• **Problem statement**
Would you please restate the data exactly as it stands, apart from the pictures?

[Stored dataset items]
:::

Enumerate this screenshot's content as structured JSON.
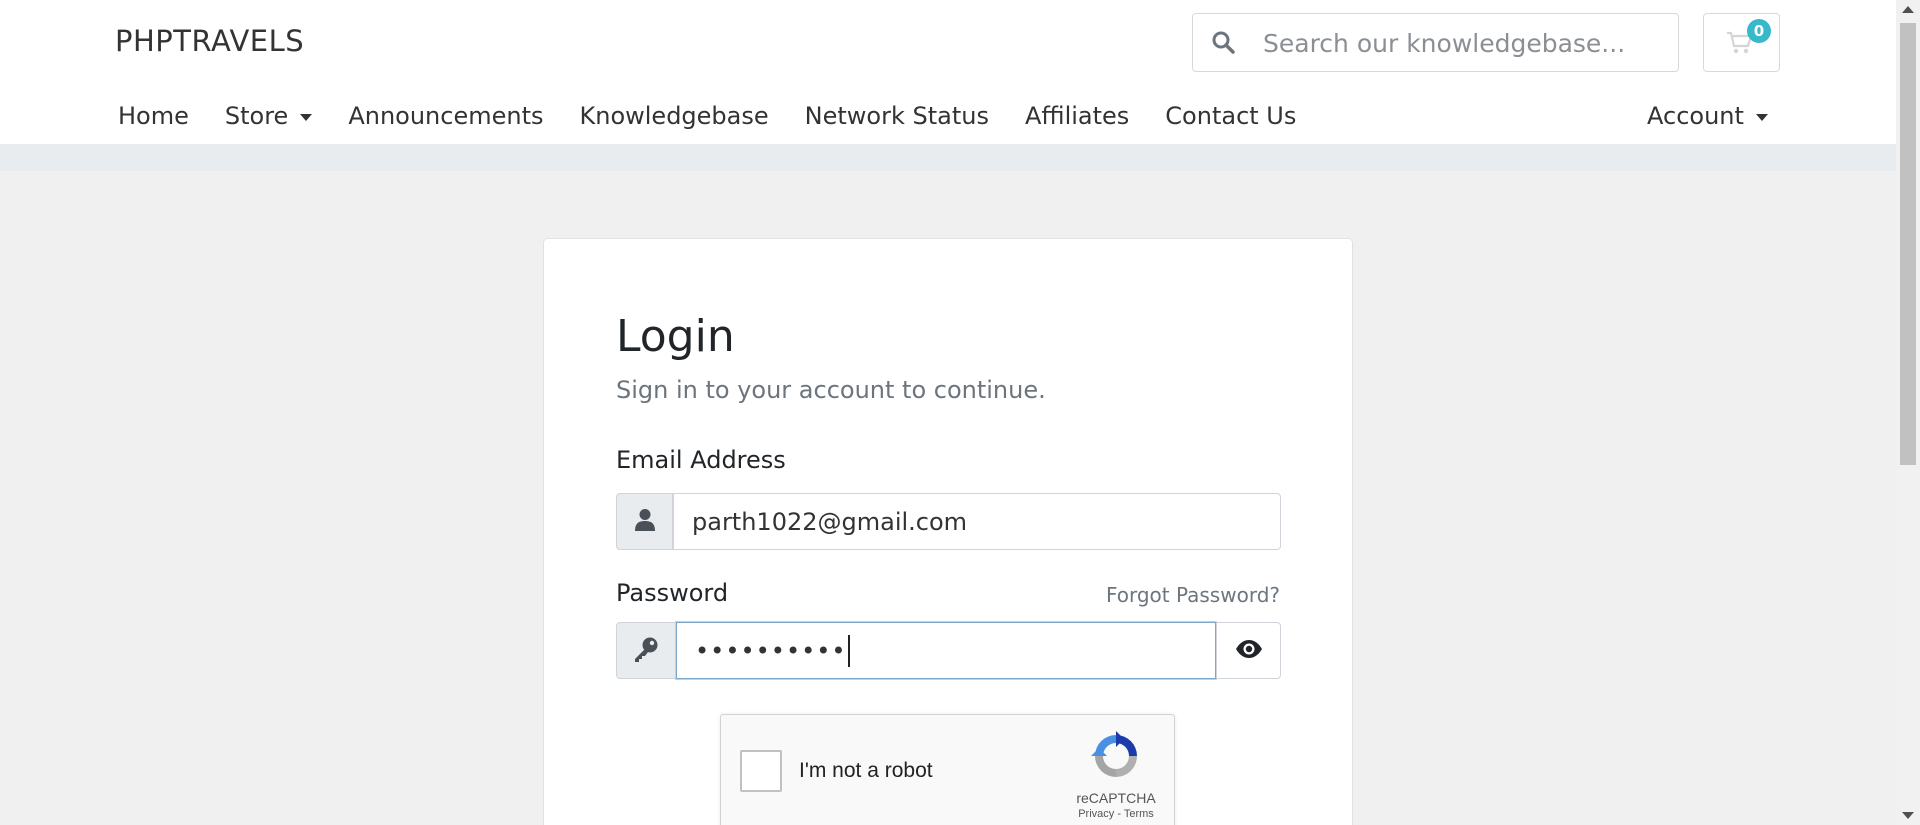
{
  "header": {
    "brand": "PHPTRAVELS",
    "search_placeholder": "Search our knowledgebase...",
    "cart_count": "0"
  },
  "nav": {
    "items": [
      {
        "label": "Home"
      },
      {
        "label": "Store"
      },
      {
        "label": "Announcements"
      },
      {
        "label": "Knowledgebase"
      },
      {
        "label": "Network Status"
      },
      {
        "label": "Affiliates"
      },
      {
        "label": "Contact Us"
      }
    ],
    "account_label": "Account"
  },
  "login": {
    "title": "Login",
    "subtitle": "Sign in to your account to continue.",
    "email_label": "Email Address",
    "email_value": "parth1022@gmail.com",
    "password_label": "Password",
    "forgot_label": "Forgot Password?",
    "password_masked": "••••••••••"
  },
  "captcha": {
    "text": "I'm not a robot",
    "brand": "reCAPTCHA",
    "privacy": "Privacy",
    "separator": "-",
    "terms": "Terms"
  },
  "icons": {
    "search": "search-icon",
    "cart": "cart-icon",
    "user": "user-icon",
    "key": "key-icon",
    "eye": "eye-icon",
    "recaptcha": "recaptcha-icon"
  },
  "colors": {
    "accent_badge": "#36b9cc",
    "focus_border": "#80a8c8"
  }
}
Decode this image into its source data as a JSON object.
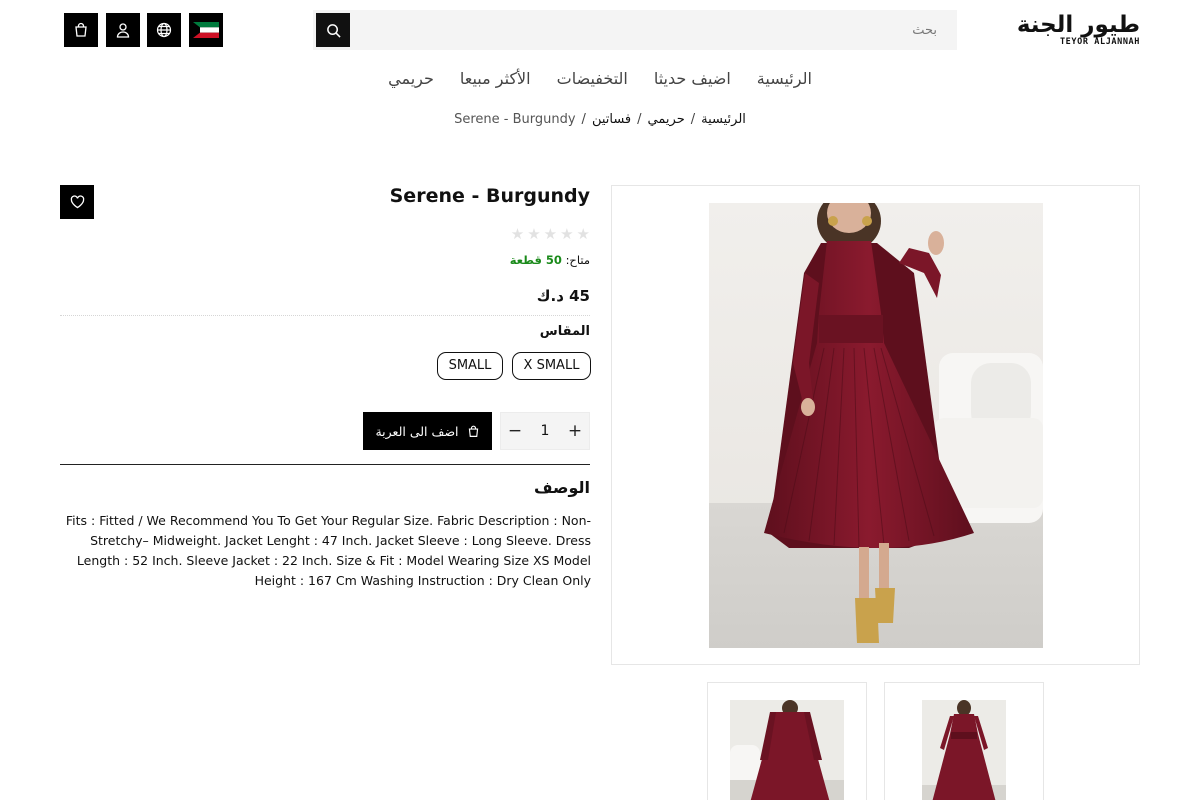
{
  "header": {
    "logo_ar": "طيور الجنة",
    "logo_en": "TEYOR ALJANNAH",
    "search_placeholder": "بحث",
    "icons": [
      "cart-icon",
      "user-icon",
      "globe-icon",
      "kuwait-flag-icon",
      "search-icon"
    ]
  },
  "nav": {
    "items": [
      {
        "label": "الرئيسية"
      },
      {
        "label": "اضيف حديثا"
      },
      {
        "label": "التخفيضات"
      },
      {
        "label": "الأكثر مبيعا"
      },
      {
        "label": "حريمي"
      }
    ]
  },
  "breadcrumb": {
    "items": [
      "الرئيسية",
      "حريمي",
      "فساتين"
    ],
    "separator": "/",
    "current": "Serene - Burgundy"
  },
  "product": {
    "title": "Serene - Burgundy",
    "rating_stars": 0,
    "rating_max": 5,
    "stock_label": "متاح:",
    "stock_value": "50 قطعة",
    "price": "45 د.ك",
    "size_label": "المقاس",
    "sizes": [
      "X SMALL",
      "SMALL"
    ],
    "quantity": "1",
    "qty_minus": "−",
    "qty_plus": "+",
    "add_to_cart": "اضف الى العربة",
    "description_title": "الوصف",
    "description": "Fits : Fitted / We Recommend You To Get Your Regular Size. Fabric Description : Non-Stretchy– Midweight. Jacket Lenght : 47 Inch. Jacket Sleeve : Long Sleeve. Dress Length : 52 Inch. Sleeve Jacket : 22 Inch. Size & Fit : Model Wearing Size XS Model Height : 167 Cm Washing Instruction : Dry Clean Only"
  },
  "colors": {
    "accent": "#000000",
    "in_stock": "#1a8a1a",
    "dress": "#7b1628",
    "background_soft": "#f4f4f4"
  }
}
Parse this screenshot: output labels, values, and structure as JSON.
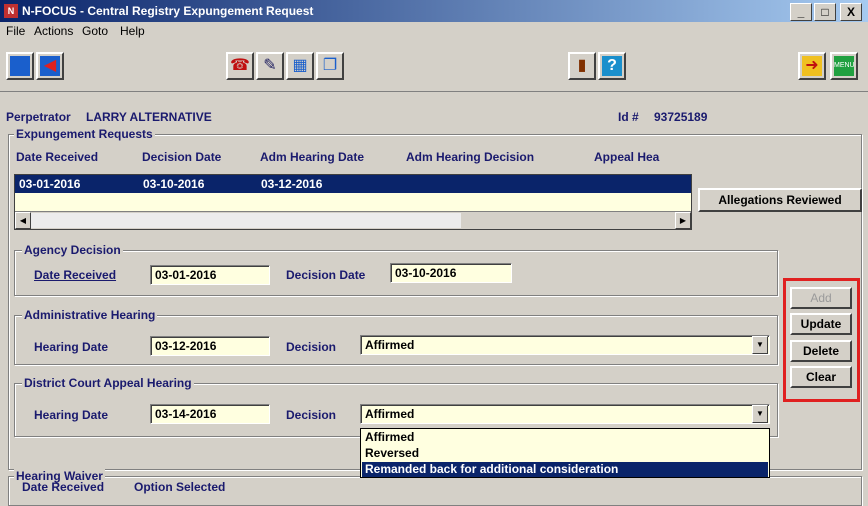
{
  "window": {
    "title": "N-FOCUS - Central Registry Expungement Request",
    "min": "_",
    "max": "□",
    "close": "X"
  },
  "menu": [
    "File",
    "Actions",
    "Goto",
    "Help"
  ],
  "perpetrator": {
    "label": "Perpetrator",
    "name": "LARRY ALTERNATIVE",
    "id_label": "Id #",
    "id": "93725189"
  },
  "requests": {
    "title": "Expungement Requests",
    "columns": [
      "Date Received",
      "Decision Date",
      "Adm Hearing Date",
      "Adm Hearing Decision",
      "Appeal Hea"
    ],
    "rows": [
      {
        "date_received": "03-01-2016",
        "decision_date": "03-10-2016",
        "adm_hearing_date": "03-12-2016"
      }
    ],
    "allegations_button": "Allegations Reviewed"
  },
  "agency": {
    "title": "Agency Decision",
    "date_received_label": "Date Received",
    "date_received": "03-01-2016",
    "decision_date_label": "Decision Date",
    "decision_date": "03-10-2016"
  },
  "admin": {
    "title": "Administrative Hearing",
    "hearing_date_label": "Hearing Date",
    "hearing_date": "03-12-2016",
    "decision_label": "Decision",
    "decision": "Affirmed"
  },
  "district": {
    "title": "District Court Appeal Hearing",
    "hearing_date_label": "Hearing Date",
    "hearing_date": "03-14-2016",
    "decision_label": "Decision",
    "decision": "Affirmed",
    "options": [
      "Affirmed",
      "Reversed",
      "Remanded back for additional consideration"
    ]
  },
  "waiver": {
    "title": "Hearing Waiver",
    "col1": "Date Received",
    "col2": "Option Selected"
  },
  "actions": {
    "add": "Add",
    "update": "Update",
    "delete": "Delete",
    "clear": "Clear"
  },
  "colors": {
    "selection": "#0a246a",
    "field_bg": "#ffffe0",
    "highlight_border": "#e02020"
  }
}
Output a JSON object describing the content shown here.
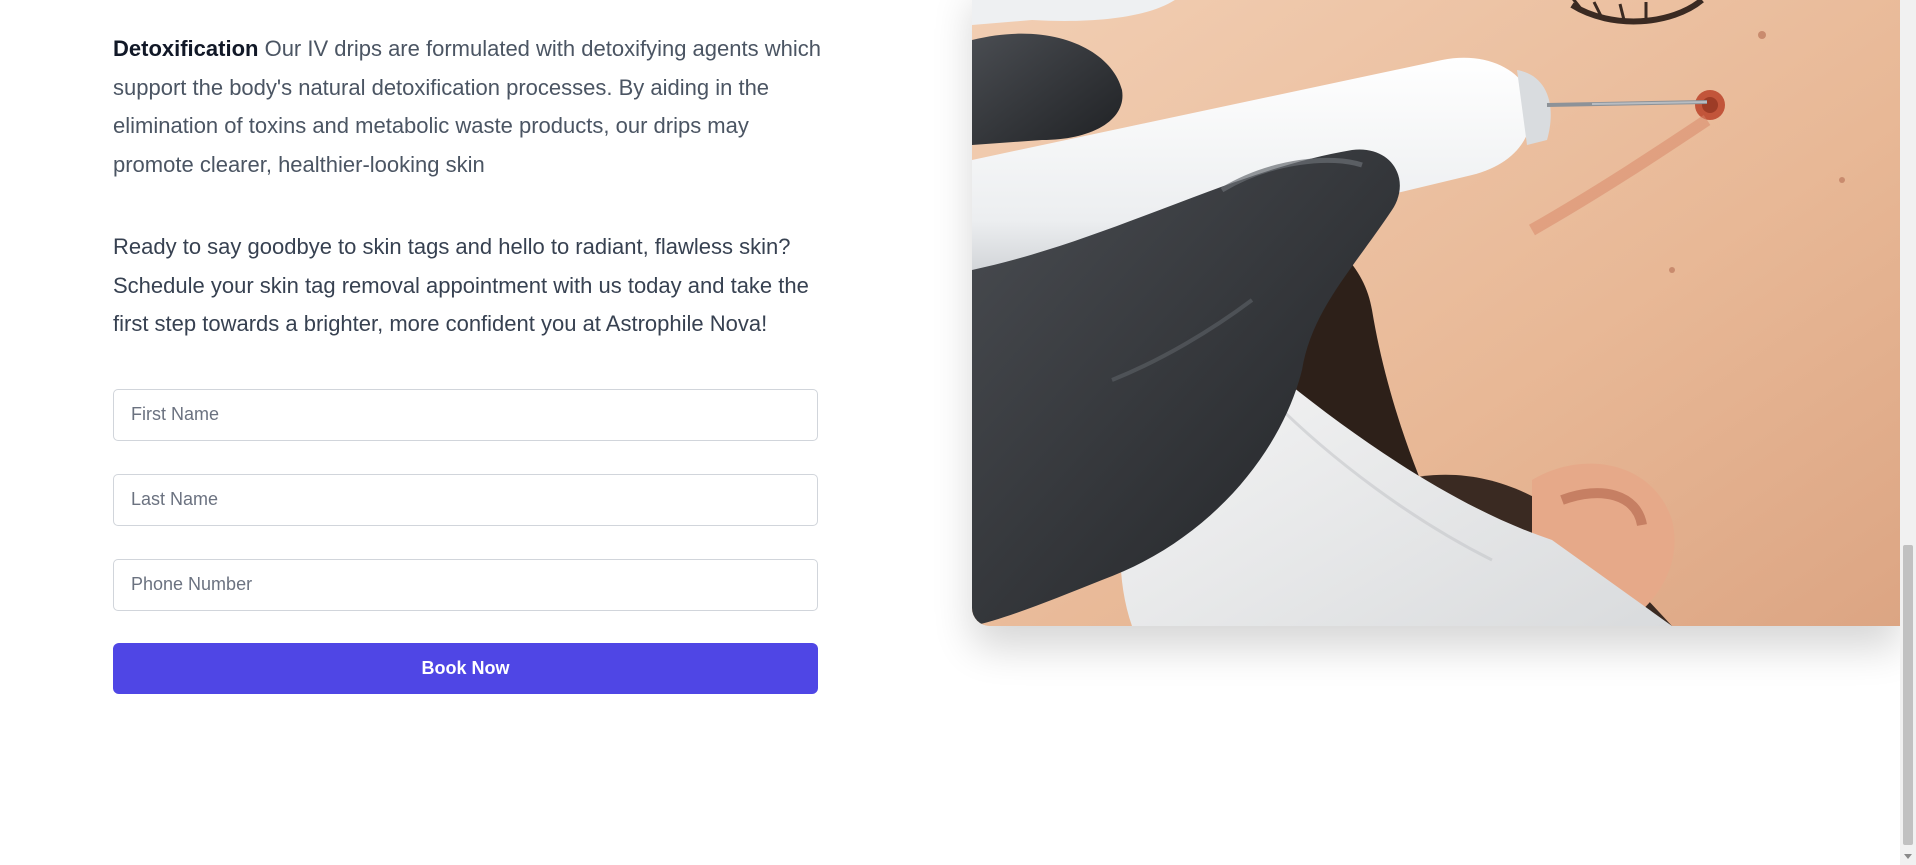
{
  "content": {
    "detox_title": "Detoxification",
    "detox_body": " Our IV drips are formulated with detoxifying agents which support the body's natural detoxification processes. By aiding in the elimination of toxins and metabolic waste products, our drips may promote clearer, healthier-looking skin",
    "cta_text": "Ready to say goodbye to skin tags and hello to radiant, flawless skin? Schedule your skin tag removal appointment with us today and take the first step towards a brighter, more confident you at Astrophile Nova!"
  },
  "form": {
    "first_name_placeholder": "First Name",
    "last_name_placeholder": "Last Name",
    "phone_placeholder": "Phone Number",
    "submit_label": "Book Now"
  },
  "colors": {
    "button": "#4f46e5",
    "body_text": "#4b5563"
  }
}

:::

• **Task output**
Enumerate this screenshot's content as structured JSON.
{
  "header": {
    "brand": "PHPTRAVELS",
    "search_placeholder": "Search our knowledgebase...",
    "cart_count": "0"
  },
  "nav": {
    "items": [
      {
        "label": "Home"
      },
      {
        "label": "Store"
      },
      {
        "label": "Announcements"
      },
      {
        "label": "Knowledgebase"
      },
      {
        "label": "Network Status"
      },
      {
        "label": "Affiliates"
      },
      {
        "label": "Contact Us"
      }
    ],
    "account_label": "Account"
  },
  "login": {
    "title": "Login",
    "subtitle": "Sign in to your account to continue.",
    "email_label": "Email Address",
    "email_value": "parth1022@gmail.com",
    "password_label": "Password",
    "forgot_label": "Forgot Password?",
    "password_masked": "••••••••••"
  },
  "captcha": {
    "text": "I'm not a robot",
    "brand": "reCAPTCHA",
    "privacy": "Privacy",
    "separator": "-",
    "terms": "Terms"
  },
  "icons": {
    "search": "search-icon",
    "cart": "cart-icon",
    "user": "user-icon",
    "key": "key-icon",
    "eye": "eye-icon",
    "recaptcha": "recaptcha-icon"
  },
  "colors": {
    "accent_badge": "#36b9cc",
    "focus_border": "#80a8c8"
  }
}
Decode this image into its source data as a JSON object.
{
  "header": {
    "logo_ar": "طيور الجنة",
    "logo_en": "TEYOR ALJANNAH",
    "search_placeholder": "بحث",
    "icons": [
      "cart-icon",
      "user-icon",
      "globe-icon",
      "kuwait-flag-icon",
      "search-icon"
    ]
  },
  "nav": {
    "items": [
      {
        "label": "الرئيسية"
      },
      {
        "label": "اضيف حديثا"
      },
      {
        "label": "التخفيضات"
      },
      {
        "label": "الأكثر مبيعا"
      },
      {
        "label": "حريمي"
      }
    ]
  },
  "breadcrumb": {
    "items": [
      "الرئيسية",
      "حريمي",
      "فساتين"
    ],
    "separator": "/",
    "current": "Serene - Burgundy"
  },
  "product": {
    "title": "Serene - Burgundy",
    "rating_stars": 0,
    "rating_max": 5,
    "stock_label": "متاح:",
    "stock_value": "50 قطعة",
    "price": "45 د.ك",
    "size_label": "المقاس",
    "sizes": [
      "X SMALL",
      "SMALL"
    ],
    "quantity": "1",
    "qty_minus": "−",
    "qty_plus": "+",
    "add_to_cart": "اضف الى العربة",
    "description_title": "الوصف",
    "description": "Fits : Fitted / We Recommend You To Get Your Regular Size. Fabric Description : Non-Stretchy– Midweight. Jacket Lenght : 47 Inch. Jacket Sleeve : Long Sleeve. Dress Length : 52 Inch. Sleeve Jacket : 22 Inch. Size & Fit : Model Wearing Size XS Model Height : 167 Cm Washing Instruction : Dry Clean Only"
  },
  "colors": {
    "accent": "#000000",
    "in_stock": "#1a8a1a",
    "dress": "#7b1628",
    "background_soft": "#f4f4f4"
  }
}
Parse this screenshot: output labels, values, and structure as JSON.
{
  "window": {
    "title": "N-FOCUS - Central Registry Expungement Request",
    "min": "_",
    "max": "□",
    "close": "X"
  },
  "menu": [
    "File",
    "Actions",
    "Goto",
    "Help"
  ],
  "perpetrator": {
    "label": "Perpetrator",
    "name": "LARRY ALTERNATIVE",
    "id_label": "Id #",
    "id": "93725189"
  },
  "requests": {
    "title": "Expungement Requests",
    "columns": [
      "Date Received",
      "Decision Date",
      "Adm Hearing Date",
      "Adm Hearing Decision",
      "Appeal Hea"
    ],
    "rows": [
      {
        "date_received": "03-01-2016",
        "decision_date": "03-10-2016",
        "adm_hearing_date": "03-12-2016"
      }
    ],
    "allegations_button": "Allegations Reviewed"
  },
  "agency": {
    "title": "Agency Decision",
    "date_received_label": "Date Received",
    "date_received": "03-01-2016",
    "decision_date_label": "Decision Date",
    "decision_date": "03-10-2016"
  },
  "admin": {
    "title": "Administrative Hearing",
    "hearing_date_label": "Hearing Date",
    "hearing_date": "03-12-2016",
    "decision_label": "Decision",
    "decision": "Affirmed"
  },
  "district": {
    "title": "District Court Appeal Hearing",
    "hearing_date_label": "Hearing Date",
    "hearing_date": "03-14-2016",
    "decision_label": "Decision",
    "decision": "Affirmed",
    "options": [
      "Affirmed",
      "Reversed",
      "Remanded back for additional consideration"
    ]
  },
  "waiver": {
    "title": "Hearing Waiver",
    "col1": "Date Received",
    "col2": "Option Selected"
  },
  "actions": {
    "add": "Add",
    "update": "Update",
    "delete": "Delete",
    "clear": "Clear"
  },
  "colors": {
    "selection": "#0a246a",
    "field_bg": "#ffffe0",
    "highlight_border": "#e02020"
  }
}
Output a JSON object describing the content shown here.
{
  "content": {
    "detox_title": "Detoxification",
    "detox_body": " Our IV drips are formulated with detoxifying agents which support the body's natural detoxification processes. By aiding in the elimination of toxins and metabolic waste products, our drips may promote clearer, healthier-looking skin",
    "cta_text": "Ready to say goodbye to skin tags and hello to radiant, flawless skin? Schedule your skin tag removal appointment with us today and take the first step towards a brighter, more confident you at Astrophile Nova!"
  },
  "form": {
    "first_name_placeholder": "First Name",
    "last_name_placeholder": "Last Name",
    "phone_placeholder": "Phone Number",
    "submit_label": "Book Now"
  },
  "colors": {
    "button": "#4f46e5",
    "body_text": "#4b5563"
  }
}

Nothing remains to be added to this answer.